**WHAT YOU HAVE TO DO:** Report each line below that carries the word "default".

**Dataset records:**
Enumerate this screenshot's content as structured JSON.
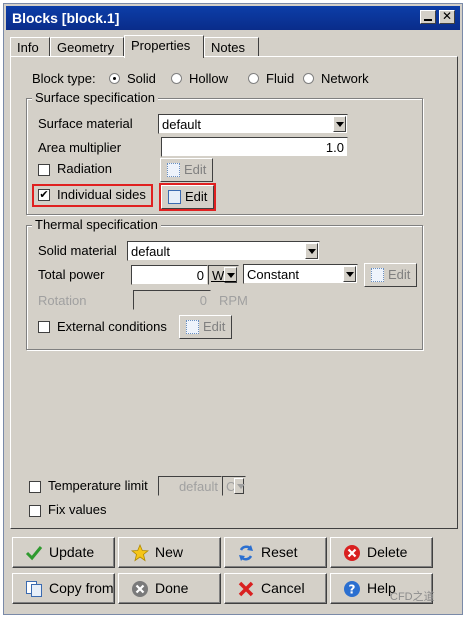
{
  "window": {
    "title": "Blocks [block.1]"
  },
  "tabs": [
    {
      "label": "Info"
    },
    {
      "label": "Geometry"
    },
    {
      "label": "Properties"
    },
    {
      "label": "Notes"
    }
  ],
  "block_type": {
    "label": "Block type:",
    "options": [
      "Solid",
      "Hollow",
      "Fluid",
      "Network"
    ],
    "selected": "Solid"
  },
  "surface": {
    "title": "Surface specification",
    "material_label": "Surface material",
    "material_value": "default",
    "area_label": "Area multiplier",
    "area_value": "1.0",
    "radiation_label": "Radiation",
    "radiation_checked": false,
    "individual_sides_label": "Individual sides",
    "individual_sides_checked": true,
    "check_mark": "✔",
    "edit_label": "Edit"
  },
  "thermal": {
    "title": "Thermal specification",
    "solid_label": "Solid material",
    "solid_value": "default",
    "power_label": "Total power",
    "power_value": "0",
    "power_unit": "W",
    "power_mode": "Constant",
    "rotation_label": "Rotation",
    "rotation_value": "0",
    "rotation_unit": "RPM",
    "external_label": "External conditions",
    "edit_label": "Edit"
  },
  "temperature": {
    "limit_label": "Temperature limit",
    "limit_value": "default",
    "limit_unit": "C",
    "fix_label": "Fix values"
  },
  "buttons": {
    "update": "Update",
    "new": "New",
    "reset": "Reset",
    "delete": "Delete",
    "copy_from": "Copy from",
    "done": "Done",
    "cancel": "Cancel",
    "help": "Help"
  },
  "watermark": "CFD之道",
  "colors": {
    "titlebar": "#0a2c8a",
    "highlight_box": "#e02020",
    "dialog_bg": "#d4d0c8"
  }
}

**TASK ANSWER:**
    "material_value": "default",
    "solid_value": "default",
    "limit_value": "default",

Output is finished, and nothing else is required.